» **MATERIALS PROVIDED**:
.....

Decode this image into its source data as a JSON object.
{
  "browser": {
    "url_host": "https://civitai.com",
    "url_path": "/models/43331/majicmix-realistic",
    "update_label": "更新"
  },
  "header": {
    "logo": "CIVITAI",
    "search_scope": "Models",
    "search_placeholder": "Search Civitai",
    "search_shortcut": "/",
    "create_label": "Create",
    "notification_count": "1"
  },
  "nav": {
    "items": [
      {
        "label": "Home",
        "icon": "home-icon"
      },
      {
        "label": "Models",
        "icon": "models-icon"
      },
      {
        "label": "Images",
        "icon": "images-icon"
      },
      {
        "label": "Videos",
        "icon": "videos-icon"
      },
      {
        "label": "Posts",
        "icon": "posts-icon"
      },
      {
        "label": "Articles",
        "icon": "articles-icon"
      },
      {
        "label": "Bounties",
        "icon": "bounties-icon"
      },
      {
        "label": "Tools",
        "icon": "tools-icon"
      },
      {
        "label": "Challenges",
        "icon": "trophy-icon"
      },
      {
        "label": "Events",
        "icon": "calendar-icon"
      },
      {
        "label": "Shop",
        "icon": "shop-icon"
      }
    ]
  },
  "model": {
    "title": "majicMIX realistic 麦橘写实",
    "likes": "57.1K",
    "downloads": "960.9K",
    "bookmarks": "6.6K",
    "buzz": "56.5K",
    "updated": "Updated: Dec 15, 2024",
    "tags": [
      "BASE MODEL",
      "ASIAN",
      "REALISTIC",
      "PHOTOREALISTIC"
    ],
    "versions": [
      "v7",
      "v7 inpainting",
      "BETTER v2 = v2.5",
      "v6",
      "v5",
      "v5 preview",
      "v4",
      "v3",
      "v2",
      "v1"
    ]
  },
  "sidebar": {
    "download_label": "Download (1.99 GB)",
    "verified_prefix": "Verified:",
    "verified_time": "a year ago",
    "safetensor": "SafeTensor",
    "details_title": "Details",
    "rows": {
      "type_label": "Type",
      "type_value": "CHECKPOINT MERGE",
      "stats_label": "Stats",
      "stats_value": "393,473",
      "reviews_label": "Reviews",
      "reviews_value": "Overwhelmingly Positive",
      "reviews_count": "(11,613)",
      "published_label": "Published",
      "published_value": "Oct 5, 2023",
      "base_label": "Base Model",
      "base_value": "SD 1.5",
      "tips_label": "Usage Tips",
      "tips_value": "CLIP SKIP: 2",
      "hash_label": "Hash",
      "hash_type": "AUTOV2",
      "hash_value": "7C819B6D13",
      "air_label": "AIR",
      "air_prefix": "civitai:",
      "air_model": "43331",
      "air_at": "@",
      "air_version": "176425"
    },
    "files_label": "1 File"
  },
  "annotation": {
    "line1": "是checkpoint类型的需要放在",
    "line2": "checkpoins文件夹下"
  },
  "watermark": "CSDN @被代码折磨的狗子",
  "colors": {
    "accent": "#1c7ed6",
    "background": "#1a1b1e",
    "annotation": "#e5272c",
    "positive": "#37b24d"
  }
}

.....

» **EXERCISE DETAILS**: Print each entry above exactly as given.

» **EXERCISE ANSWER**:
Decode this image into its source data as a JSON object.
{
  "browser": {
    "url_host": "https://civitai.com",
    "url_path": "/models/43331/majicmix-realistic",
    "update_label": "更新"
  },
  "header": {
    "logo": "CIVITAI",
    "search_scope": "Models",
    "search_placeholder": "Search Civitai",
    "search_shortcut": "/",
    "create_label": "Create",
    "notification_count": "1"
  },
  "nav": {
    "items": [
      {
        "label": "Home",
        "icon": "home-icon"
      },
      {
        "label": "Models",
        "icon": "models-icon"
      },
      {
        "label": "Images",
        "icon": "images-icon"
      },
      {
        "label": "Videos",
        "icon": "videos-icon"
      },
      {
        "label": "Posts",
        "icon": "posts-icon"
      },
      {
        "label": "Articles",
        "icon": "articles-icon"
      },
      {
        "label": "Bounties",
        "icon": "bounties-icon"
      },
      {
        "label": "Tools",
        "icon": "tools-icon"
      },
      {
        "label": "Challenges",
        "icon": "trophy-icon"
      },
      {
        "label": "Events",
        "icon": "calendar-icon"
      },
      {
        "label": "Shop",
        "icon": "shop-icon"
      }
    ]
  },
  "model": {
    "title": "majicMIX realistic 麦橘写实",
    "likes": "57.1K",
    "downloads": "960.9K",
    "bookmarks": "6.6K",
    "buzz": "56.5K",
    "updated": "Updated: Dec 15, 2024",
    "tags": [
      "BASE MODEL",
      "ASIAN",
      "REALISTIC",
      "PHOTOREALISTIC"
    ],
    "versions": [
      "v7",
      "v7 inpainting",
      "BETTER v2 = v2.5",
      "v6",
      "v5",
      "v5 preview",
      "v4",
      "v3",
      "v2",
      "v1"
    ]
  },
  "sidebar": {
    "download_label": "Download (1.99 GB)",
    "verified_prefix": "Verified:",
    "verified_time": "a year ago",
    "safetensor": "SafeTensor",
    "details_title": "Details",
    "rows": {
      "type_label": "Type",
      "type_value": "CHECKPOINT MERGE",
      "stats_label": "Stats",
      "stats_value": "393,473",
      "reviews_label": "Reviews",
      "reviews_value": "Overwhelmingly Positive",
      "reviews_count": "(11,613)",
      "published_label": "Published",
      "published_value": "Oct 5, 2023",
      "base_label": "Base Model",
      "base_value": "SD 1.5",
      "tips_label": "Usage Tips",
      "tips_value": "CLIP SKIP: 2",
      "hash_label": "Hash",
      "hash_type": "AUTOV2",
      "hash_value": "7C819B6D13",
      "air_label": "AIR",
      "air_prefix": "civitai:",
      "air_model": "43331",
      "air_at": "@",
      "air_version": "176425"
    },
    "files_label": "1 File"
  },
  "annotation": {
    "line1": "是checkpoint类型的需要放在",
    "line2": "checkpoins文件夹下"
  },
  "watermark": "CSDN @被代码折磨的狗子",
  "colors": {
    "accent": "#1c7ed6",
    "background": "#1a1b1e",
    "annotation": "#e5272c",
    "positive": "#37b24d"
  }
}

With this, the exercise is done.